▶ Supplied records:
※

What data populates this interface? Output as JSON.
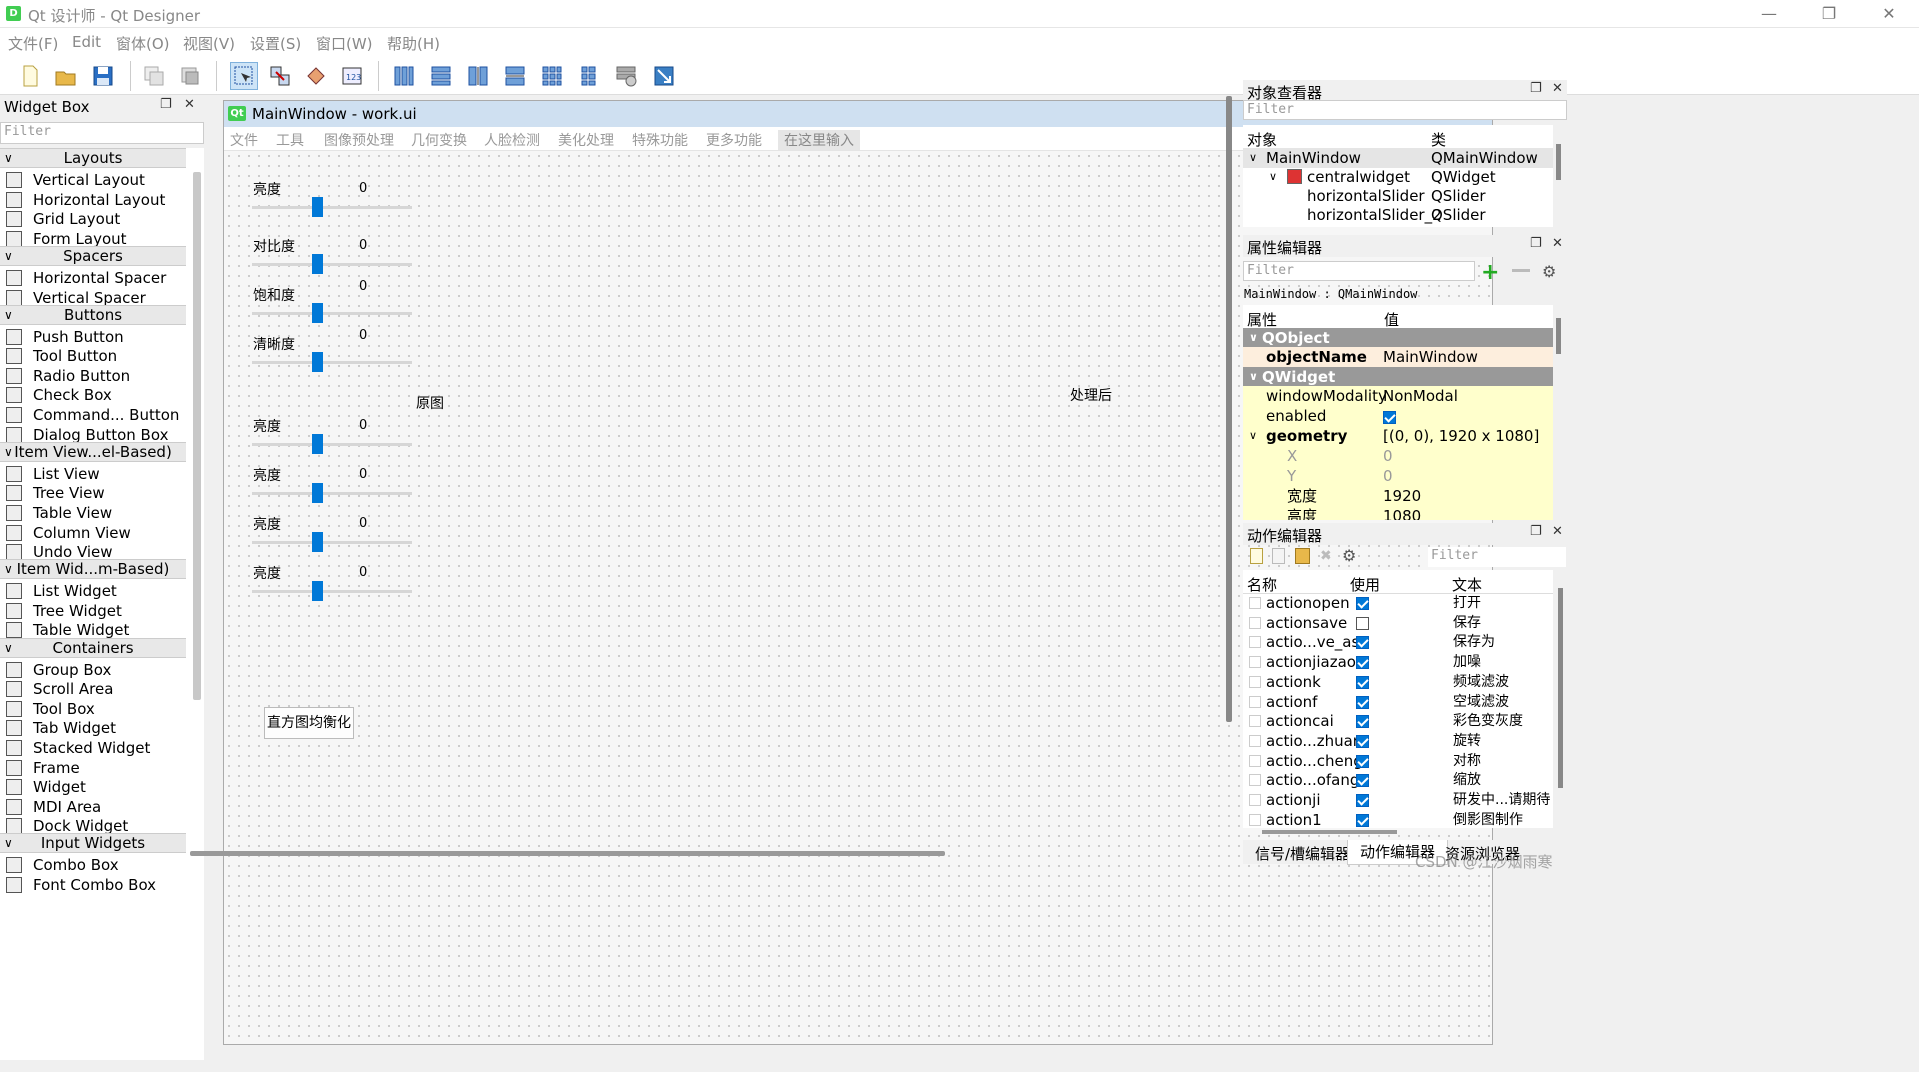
{
  "window": {
    "title": "Qt 设计师 - Qt Designer",
    "app_icon": "D"
  },
  "menu": [
    "文件(F)",
    "Edit",
    "窗体(O)",
    "视图(V)",
    "设置(S)",
    "窗口(W)",
    "帮助(H)"
  ],
  "toolbar_icons": [
    "new-file-icon",
    "open-folder-icon",
    "save-icon",
    "copy-icon",
    "paste-icon",
    "edit-widgets-icon",
    "edit-signals-icon",
    "edit-buddies-icon",
    "edit-tab-order-icon",
    "layout-horizontal-icon",
    "layout-vertical-icon",
    "layout-h-splitter-icon",
    "layout-v-splitter-icon",
    "layout-grid-icon",
    "layout-form-icon",
    "break-layout-icon",
    "adjust-size-icon"
  ],
  "widget_box": {
    "title": "Widget Box",
    "filter_placeholder": "Filter",
    "categories": [
      {
        "name": "Layouts",
        "items": [
          "Vertical Layout",
          "Horizontal Layout",
          "Grid Layout",
          "Form Layout"
        ]
      },
      {
        "name": "Spacers",
        "items": [
          "Horizontal Spacer",
          "Vertical Spacer"
        ]
      },
      {
        "name": "Buttons",
        "items": [
          "Push Button",
          "Tool Button",
          "Radio Button",
          "Check Box",
          "Command... Button",
          "Dialog Button Box"
        ]
      },
      {
        "name": "Item View...el-Based)",
        "items": [
          "List View",
          "Tree View",
          "Table View",
          "Column View",
          "Undo View"
        ]
      },
      {
        "name": "Item Wid...m-Based)",
        "items": [
          "List Widget",
          "Tree Widget",
          "Table Widget"
        ]
      },
      {
        "name": "Containers",
        "items": [
          "Group Box",
          "Scroll Area",
          "Tool Box",
          "Tab Widget",
          "Stacked Widget",
          "Frame",
          "Widget",
          "MDI Area",
          "Dock Widget"
        ]
      },
      {
        "name": "Input Widgets",
        "items": [
          "Combo Box",
          "Font Combo Box"
        ]
      }
    ]
  },
  "form": {
    "window_title": "MainWindow - work.ui",
    "qt_badge": "Qt",
    "menus": [
      "文件",
      "工具",
      "图像预处理",
      "几何变换",
      "人脸检测",
      "美化处理",
      "特殊功能",
      "更多功能"
    ],
    "type_here": "在这里输入",
    "sliders": [
      {
        "label": "亮度",
        "value": "0"
      },
      {
        "label": "对比度",
        "value": "0"
      },
      {
        "label": "饱和度",
        "value": "0"
      },
      {
        "label": "清晰度",
        "value": "0"
      },
      {
        "label": "亮度",
        "value": "0"
      },
      {
        "label": "亮度",
        "value": "0"
      },
      {
        "label": "亮度",
        "value": "0"
      },
      {
        "label": "亮度",
        "value": "0"
      }
    ],
    "original_label": "原图",
    "processed_label": "处理后",
    "hist_button": "直方图均衡化"
  },
  "object_inspector": {
    "title": "对象查看器",
    "filter_placeholder": "Filter",
    "col_object": "对象",
    "col_class": "类",
    "rows": [
      {
        "object": "MainWindow",
        "class": "QMainWindow"
      },
      {
        "object": "centralwidget",
        "class": "QWidget"
      },
      {
        "object": "horizontalSlider",
        "class": "QSlider"
      },
      {
        "object": "horizontalSlider_2",
        "class": "QSlider"
      }
    ]
  },
  "property_editor": {
    "title": "属性编辑器",
    "filter_placeholder": "Filter",
    "context": "MainWindow : QMainWindow",
    "col_property": "属性",
    "col_value": "值",
    "groups": {
      "qobject": "QObject",
      "qwidget": "QWidget"
    },
    "props": {
      "objectName": {
        "key": "objectName",
        "value": "MainWindow"
      },
      "windowModality": {
        "key": "windowModality",
        "value": "NonModal"
      },
      "enabled": {
        "key": "enabled",
        "value": "true"
      },
      "geometry": {
        "key": "geometry",
        "value": "[(0, 0), 1920 x 1080]"
      },
      "x": {
        "key": "X",
        "value": "0"
      },
      "y": {
        "key": "Y",
        "value": "0"
      },
      "width": {
        "key": "宽度",
        "value": "1920"
      },
      "height": {
        "key": "高度",
        "value": "1080"
      }
    }
  },
  "action_editor": {
    "title": "动作编辑器",
    "filter_placeholder": "Filter",
    "col_name": "名称",
    "col_used": "使用",
    "col_text": "文本",
    "actions": [
      {
        "name": "actionopen",
        "used": true,
        "text": "打开"
      },
      {
        "name": "actionsave",
        "used": false,
        "text": "保存"
      },
      {
        "name": "actio...ve_as",
        "used": true,
        "text": "保存为"
      },
      {
        "name": "actionjiazao",
        "used": true,
        "text": "加噪"
      },
      {
        "name": "actionk",
        "used": true,
        "text": "频域滤波"
      },
      {
        "name": "actionf",
        "used": true,
        "text": "空域滤波"
      },
      {
        "name": "actioncai",
        "used": true,
        "text": "彩色变灰度"
      },
      {
        "name": "actio...zhuan",
        "used": true,
        "text": "旋转"
      },
      {
        "name": "actio...cheng",
        "used": true,
        "text": "对称"
      },
      {
        "name": "actio...ofang",
        "used": true,
        "text": "缩放"
      },
      {
        "name": "actionji",
        "used": true,
        "text": "研发中...请期待"
      },
      {
        "name": "action1",
        "used": true,
        "text": "倒影图制作"
      }
    ]
  },
  "bottom_tabs": [
    "信号/槽编辑器",
    "动作编辑器",
    "资源浏览器"
  ],
  "watermark": "CSDN @江沙烟雨寒",
  "colors": {
    "accent": "#0078d7",
    "qt_green": "#41cd52",
    "group_bg": "#999999",
    "prop_yellow": "#ffffcc",
    "prop_orange": "#fdeedd"
  }
}
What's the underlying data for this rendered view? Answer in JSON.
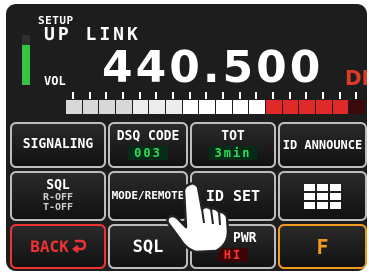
{
  "header": {
    "mode_label": "SETUP",
    "link_label": "UP LINK",
    "vol_label": "VOL",
    "frequency": "440.500",
    "direction": "DN"
  },
  "volume": {
    "level": 0.8
  },
  "signal_meter": {
    "segments": [
      {
        "color": "#d8d8d8"
      },
      {
        "color": "#d8d8d8"
      },
      {
        "color": "#d8d8d8"
      },
      {
        "color": "#d8d8d8"
      },
      {
        "color": "#ededed"
      },
      {
        "color": "#ededed"
      },
      {
        "color": "#ededed"
      },
      {
        "color": "#ffffff"
      },
      {
        "color": "#ffffff"
      },
      {
        "color": "#ffffff"
      },
      {
        "color": "#ffffff"
      },
      {
        "color": "#ffffff"
      },
      {
        "color": "#e02a2a"
      },
      {
        "color": "#e02a2a"
      },
      {
        "color": "#e02a2a"
      },
      {
        "color": "#e02a2a"
      },
      {
        "color": "#e02a2a"
      },
      {
        "color": "#3a0a0a"
      }
    ]
  },
  "buttons": {
    "signaling": "SIGNALING",
    "dsq_code_label": "DSQ CODE",
    "dsq_code_value": "003",
    "tot_label": "TOT",
    "tot_value": "3min",
    "id_announce": "ID ANNOUNCE",
    "sql_label": "SQL",
    "sql_r": "R-OFF",
    "sql_t": "T-OFF",
    "mode_remote": "MODE/REMOTE",
    "id_set": "ID SET",
    "back": "BACK",
    "sql_bottom": "SQL",
    "tx_pwr_label": "Tx PWR",
    "tx_pwr_value": "HI",
    "f": "F"
  },
  "colors": {
    "accent_green": "#2fdc5a",
    "alert_red": "#e03a27",
    "f_orange": "#f29a1f"
  }
}
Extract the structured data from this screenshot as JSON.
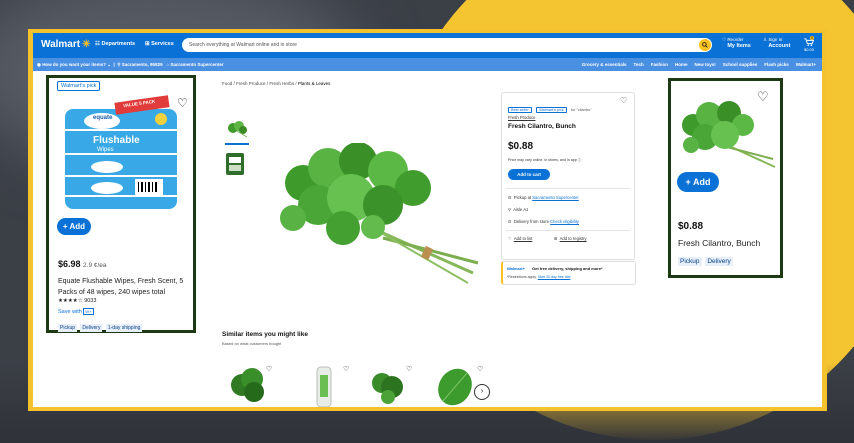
{
  "header": {
    "logo": "Walmart",
    "departments": "Departments",
    "services": "Services",
    "search_placeholder": "Search everything at Walmart online and in store",
    "reorder_top": "Reorder",
    "reorder_main": "My Items",
    "signin_top": "Sign In",
    "signin_main": "Account",
    "cart_count": "0",
    "cart_total": "$0.00"
  },
  "subheader": {
    "delivery": "How do you want your items?",
    "location": "Sacramento, 95829",
    "store": "Sacramento Supercenter",
    "categories": [
      "Grocery & essentials",
      "Tech",
      "Fashion",
      "Home",
      "New toys!",
      "School supplies",
      "Flash picks",
      "Walmart+"
    ]
  },
  "breadcrumb": [
    "Food",
    "Fresh Produce",
    "Fresh Herbs",
    "Plants & Leaves"
  ],
  "left_card": {
    "badge": "Walmart's pick",
    "pack_label_top": "VALUE 5 PACK",
    "pack_brand": "equate",
    "pack_name": "Flushable",
    "pack_sub": "Wipes",
    "add_label": "+ Add",
    "price": "$6.98",
    "unit_price": "2.9 ¢/ea",
    "name": "Equate Flushable Wipes, Fresh Scent, 5 Packs of 48 wipes, 240 wipes total",
    "rating_stars": 4.5,
    "review_count": "9033",
    "save_with": "Save with",
    "save_brand": "W+",
    "tags": [
      "Pickup",
      "Delivery",
      "1-day shipping"
    ]
  },
  "product": {
    "chips": [
      "Best seller",
      "Walmart's pick"
    ],
    "chip_for": "for \"cilantro\"",
    "brand_link": "Fresh Produce",
    "name": "Fresh Cilantro, Bunch",
    "price": "$0.88",
    "price_note": "Price may vary online, in stores, and in app",
    "add_to_cart": "Add to cart",
    "pickup_prefix": "Pickup at",
    "pickup_store": "Sacramento Supercenter",
    "aisle": "Aisle A1",
    "delivery_prefix": "Delivery from store",
    "delivery_link": "Check eligibility",
    "add_to_list": "Add to list",
    "add_to_registry": "Add to registry"
  },
  "banner": {
    "brand": "Walmart+",
    "text": "Get free delivery, shipping and more*",
    "note": "*Restrictions apply.",
    "link": "Start 30-day free trial"
  },
  "right_card": {
    "add_label": "+ Add",
    "price": "$0.88",
    "name": "Fresh Cilantro, Bunch",
    "tags": [
      "Pickup",
      "Delivery"
    ]
  },
  "similar": {
    "title": "Similar items you might like",
    "subtitle": "Based on what customers bought"
  },
  "colors": {
    "walmart_blue": "#0a71d6",
    "spark_yellow": "#ffc220",
    "frame_yellow": "#f4c22c",
    "card_border": "#1d3a14"
  }
}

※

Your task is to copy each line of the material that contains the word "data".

What data populates this interface? Output as JSON.
What's the underlying data for this rendered view? Answer in JSON.
Extract the structured data from this screenshot as JSON.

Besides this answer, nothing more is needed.